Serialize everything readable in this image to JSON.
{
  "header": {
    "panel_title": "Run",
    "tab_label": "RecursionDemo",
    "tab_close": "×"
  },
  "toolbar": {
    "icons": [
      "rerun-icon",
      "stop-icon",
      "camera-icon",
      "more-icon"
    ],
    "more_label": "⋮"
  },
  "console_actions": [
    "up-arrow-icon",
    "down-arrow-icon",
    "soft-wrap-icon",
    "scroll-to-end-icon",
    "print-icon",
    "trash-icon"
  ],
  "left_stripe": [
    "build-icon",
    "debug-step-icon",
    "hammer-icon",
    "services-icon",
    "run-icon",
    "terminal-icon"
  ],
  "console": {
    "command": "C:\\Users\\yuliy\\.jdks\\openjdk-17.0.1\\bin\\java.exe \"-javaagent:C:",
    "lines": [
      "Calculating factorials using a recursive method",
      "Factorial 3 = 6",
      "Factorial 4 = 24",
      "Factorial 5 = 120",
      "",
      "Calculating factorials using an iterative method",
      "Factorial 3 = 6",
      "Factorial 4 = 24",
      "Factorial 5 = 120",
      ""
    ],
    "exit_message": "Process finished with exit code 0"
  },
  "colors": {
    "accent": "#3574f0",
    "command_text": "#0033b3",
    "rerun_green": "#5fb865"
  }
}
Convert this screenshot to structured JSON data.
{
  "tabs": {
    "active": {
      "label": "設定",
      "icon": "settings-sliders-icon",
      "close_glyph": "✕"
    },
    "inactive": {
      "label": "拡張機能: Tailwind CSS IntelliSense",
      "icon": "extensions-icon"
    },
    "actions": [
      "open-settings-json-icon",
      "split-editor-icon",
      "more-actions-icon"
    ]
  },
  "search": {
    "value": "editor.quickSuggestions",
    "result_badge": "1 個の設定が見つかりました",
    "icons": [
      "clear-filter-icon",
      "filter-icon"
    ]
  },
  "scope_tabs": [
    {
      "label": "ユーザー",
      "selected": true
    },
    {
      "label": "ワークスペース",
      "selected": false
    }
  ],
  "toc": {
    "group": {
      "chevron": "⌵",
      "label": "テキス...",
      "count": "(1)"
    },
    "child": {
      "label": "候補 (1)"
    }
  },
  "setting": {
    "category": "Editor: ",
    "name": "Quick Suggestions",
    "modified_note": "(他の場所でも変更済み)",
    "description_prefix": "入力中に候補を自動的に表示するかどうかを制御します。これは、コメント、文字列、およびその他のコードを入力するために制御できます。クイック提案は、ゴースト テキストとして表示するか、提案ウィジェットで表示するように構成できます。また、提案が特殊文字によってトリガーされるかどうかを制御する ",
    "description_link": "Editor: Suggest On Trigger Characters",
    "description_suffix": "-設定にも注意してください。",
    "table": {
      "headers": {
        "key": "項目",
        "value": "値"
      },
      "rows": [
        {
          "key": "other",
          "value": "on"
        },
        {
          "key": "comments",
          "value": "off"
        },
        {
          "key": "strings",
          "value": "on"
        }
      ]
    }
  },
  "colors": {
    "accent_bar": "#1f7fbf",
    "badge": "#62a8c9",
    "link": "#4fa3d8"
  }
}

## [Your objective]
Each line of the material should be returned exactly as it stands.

## [Your solution]
Serialize everything readable in this image to JSON.
{
  "header": {
    "panel_title": "Run",
    "tab_label": "RecursionDemo",
    "tab_close": "×"
  },
  "toolbar": {
    "icons": [
      "rerun-icon",
      "stop-icon",
      "camera-icon",
      "more-icon"
    ],
    "more_label": "⋮"
  },
  "console_actions": [
    "up-arrow-icon",
    "down-arrow-icon",
    "soft-wrap-icon",
    "scroll-to-end-icon",
    "print-icon",
    "trash-icon"
  ],
  "left_stripe": [
    "build-icon",
    "debug-step-icon",
    "hammer-icon",
    "services-icon",
    "run-icon",
    "terminal-icon"
  ],
  "console": {
    "command": "C:\\Users\\yuliy\\.jdks\\openjdk-17.0.1\\bin\\java.exe \"-javaagent:C:",
    "lines": [
      "Calculating factorials using a recursive method",
      "Factorial 3 = 6",
      "Factorial 4 = 24",
      "Factorial 5 = 120",
      "",
      "Calculating factorials using an iterative method",
      "Factorial 3 = 6",
      "Factorial 4 = 24",
      "Factorial 5 = 120",
      ""
    ],
    "exit_message": "Process finished with exit code 0"
  },
  "colors": {
    "accent": "#3574f0",
    "command_text": "#0033b3",
    "rerun_green": "#5fb865"
  }
}
Convert this screenshot to structured JSON data.
{
  "tabs": {
    "active": {
      "label": "設定",
      "icon": "settings-sliders-icon",
      "close_glyph": "✕"
    },
    "inactive": {
      "label": "拡張機能: Tailwind CSS IntelliSense",
      "icon": "extensions-icon"
    },
    "actions": [
      "open-settings-json-icon",
      "split-editor-icon",
      "more-actions-icon"
    ]
  },
  "search": {
    "value": "editor.quickSuggestions",
    "result_badge": "1 個の設定が見つかりました",
    "icons": [
      "clear-filter-icon",
      "filter-icon"
    ]
  },
  "scope_tabs": [
    {
      "label": "ユーザー",
      "selected": true
    },
    {
      "label": "ワークスペース",
      "selected": false
    }
  ],
  "toc": {
    "group": {
      "chevron": "⌵",
      "label": "テキス...",
      "count": "(1)"
    },
    "child": {
      "label": "候補 (1)"
    }
  },
  "setting": {
    "category": "Editor: ",
    "name": "Quick Suggestions",
    "modified_note": "(他の場所でも変更済み)",
    "description_prefix": "入力中に候補を自動的に表示するかどうかを制御します。これは、コメント、文字列、およびその他のコードを入力するために制御できます。クイック提案は、ゴースト テキストとして表示するか、提案ウィジェットで表示するように構成できます。また、提案が特殊文字によってトリガーされるかどうかを制御する ",
    "description_link": "Editor: Suggest On Trigger Characters",
    "description_suffix": "-設定にも注意してください。",
    "table": {
      "headers": {
        "key": "項目",
        "value": "値"
      },
      "rows": [
        {
          "key": "other",
          "value": "on"
        },
        {
          "key": "comments",
          "value": "off"
        },
        {
          "key": "strings",
          "value": "on"
        }
      ]
    }
  },
  "colors": {
    "accent_bar": "#1f7fbf",
    "badge": "#62a8c9",
    "link": "#4fa3d8"
  }
}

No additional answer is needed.